--- Task objective ---
For this exercise, restate word for word only the lines from the one containing "What data populates" through the last line below. Pictures do not get copied.

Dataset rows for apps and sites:
-------------------------

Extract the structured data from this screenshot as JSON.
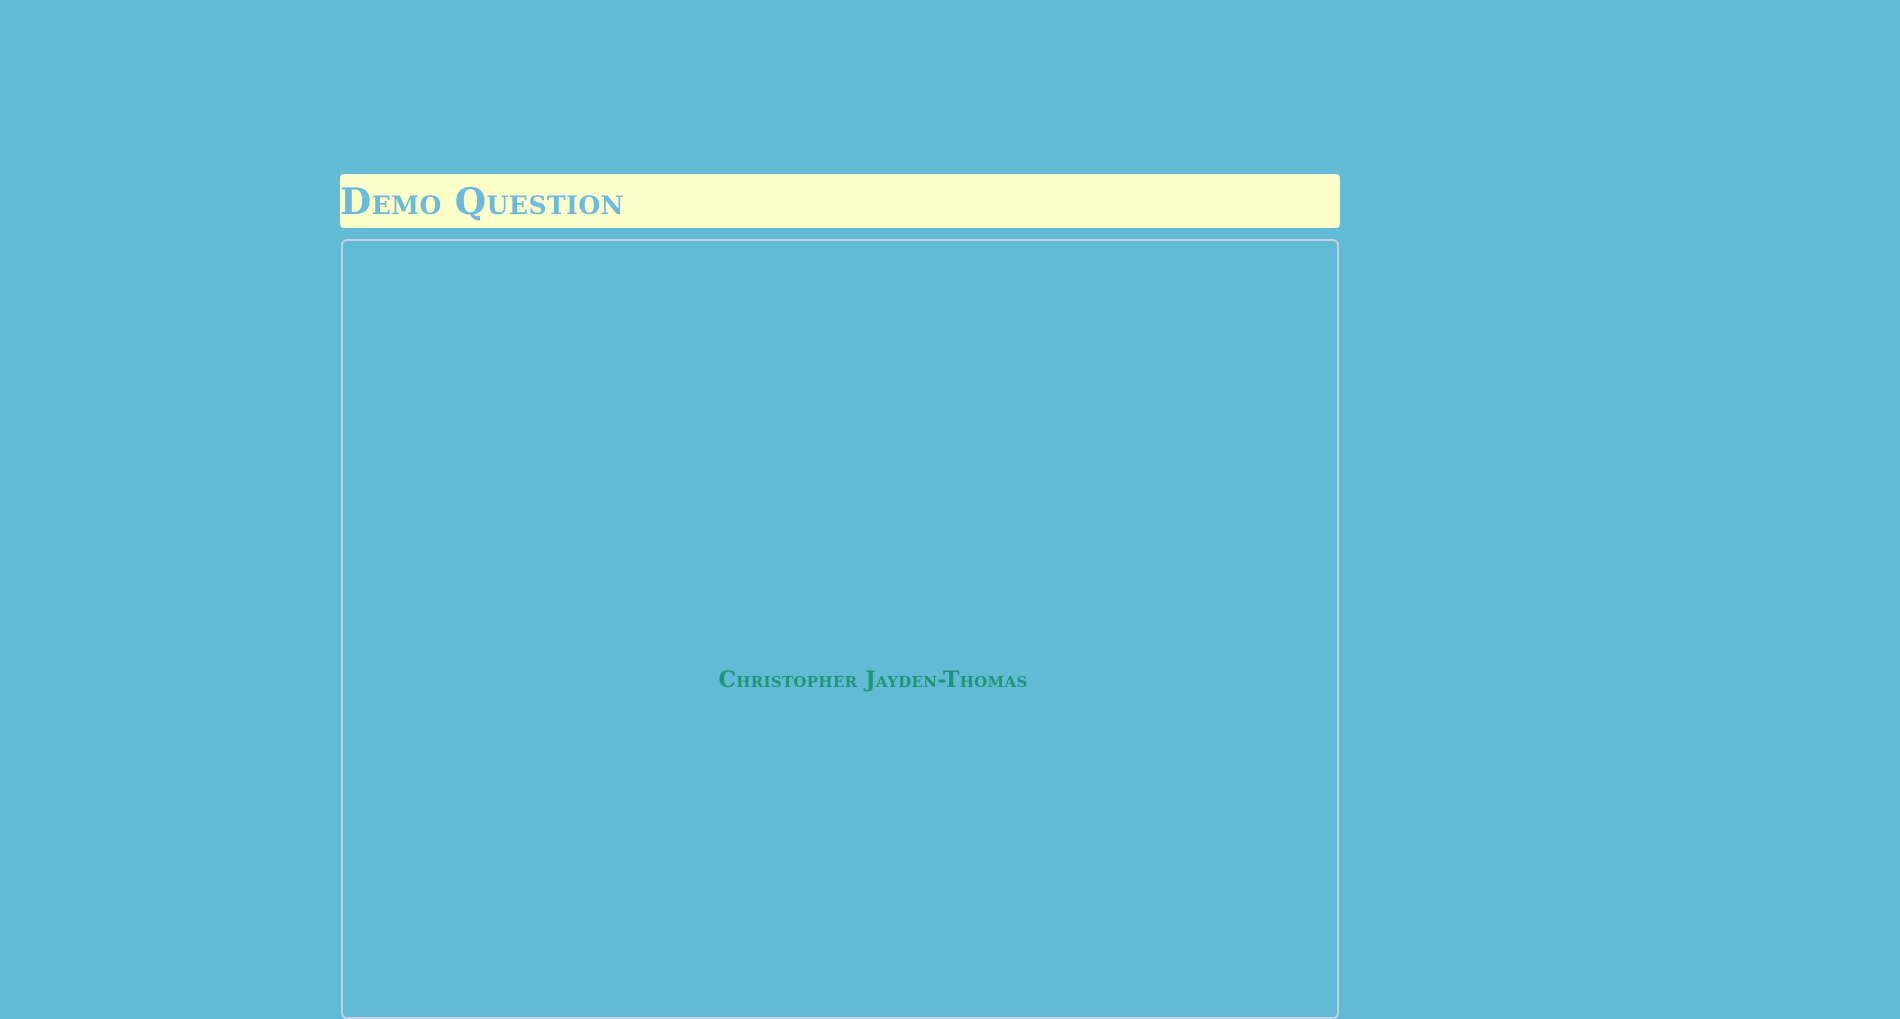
{
  "page": {
    "background_color": "#61bbd4"
  },
  "header": {
    "title": "Demo Question",
    "background_color": "#ffffc9",
    "text_color": "#6ab9df"
  },
  "panel": {
    "border_color": "#c6cfe8",
    "name": "Christopher Jayden-Thomas",
    "name_color": "#209477"
  }
}
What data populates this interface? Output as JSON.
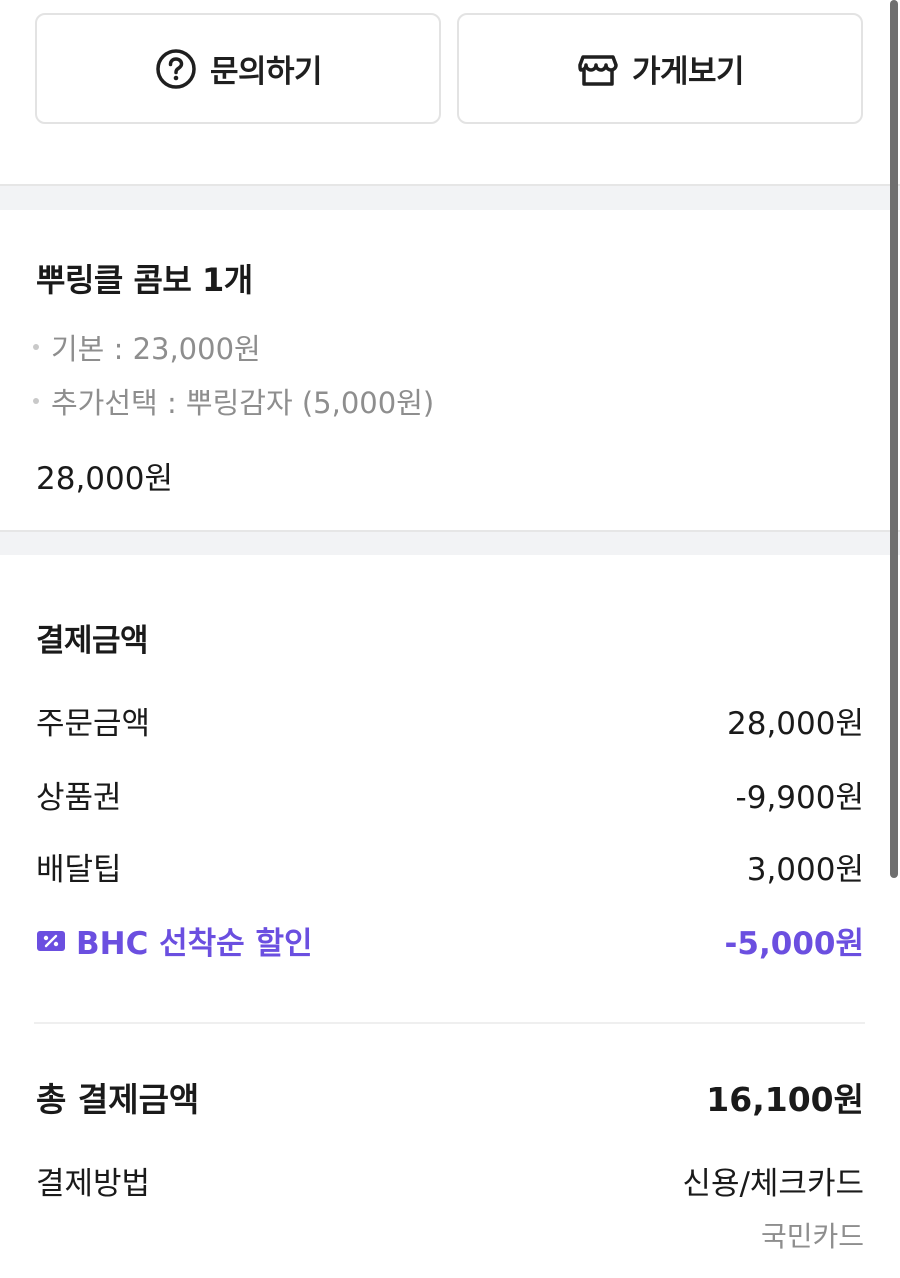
{
  "actions": {
    "inquiry_label": "문의하기",
    "store_label": "가게보기"
  },
  "order": {
    "item_title": "뿌링클 콤보 1개",
    "options": [
      "기본 : 23,000원",
      "추가선택 : 뿌링감자 (5,000원)"
    ],
    "item_price": "28,000원"
  },
  "payment": {
    "heading": "결제금액",
    "rows": [
      {
        "label": "주문금액",
        "value": "28,000원"
      },
      {
        "label": "상품권",
        "value": "-9,900원"
      },
      {
        "label": "배달팁",
        "value": "3,000원"
      }
    ],
    "discount": {
      "label": "BHC 선착순 할인",
      "value": "-5,000원",
      "color": "#6b4fe0"
    },
    "total_label": "총 결제금액",
    "total_value": "16,100원",
    "method_label": "결제방법",
    "method_value": "신용/체크카드",
    "method_card": "국민카드"
  },
  "icons": {
    "inquiry": "question-circle-icon",
    "store": "store-icon",
    "coupon": "coupon-icon"
  }
}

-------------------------

--- Output below ---
What data populates this interface? Output as JSON.
{
  "actions": {
    "inquiry_label": "문의하기",
    "store_label": "가게보기"
  },
  "order": {
    "item_title": "뿌링클 콤보 1개",
    "options": [
      "기본 : 23,000원",
      "추가선택 : 뿌링감자 (5,000원)"
    ],
    "item_price": "28,000원"
  },
  "payment": {
    "heading": "결제금액",
    "rows": [
      {
        "label": "주문금액",
        "value": "28,000원"
      },
      {
        "label": "상품권",
        "value": "-9,900원"
      },
      {
        "label": "배달팁",
        "value": "3,000원"
      }
    ],
    "discount": {
      "label": "BHC 선착순 할인",
      "value": "-5,000원",
      "color": "#6b4fe0"
    },
    "total_label": "총 결제금액",
    "total_value": "16,100원",
    "method_label": "결제방법",
    "method_value": "신용/체크카드",
    "method_card": "국민카드"
  },
  "icons": {
    "inquiry": "question-circle-icon",
    "store": "store-icon",
    "coupon": "coupon-icon"
  }
}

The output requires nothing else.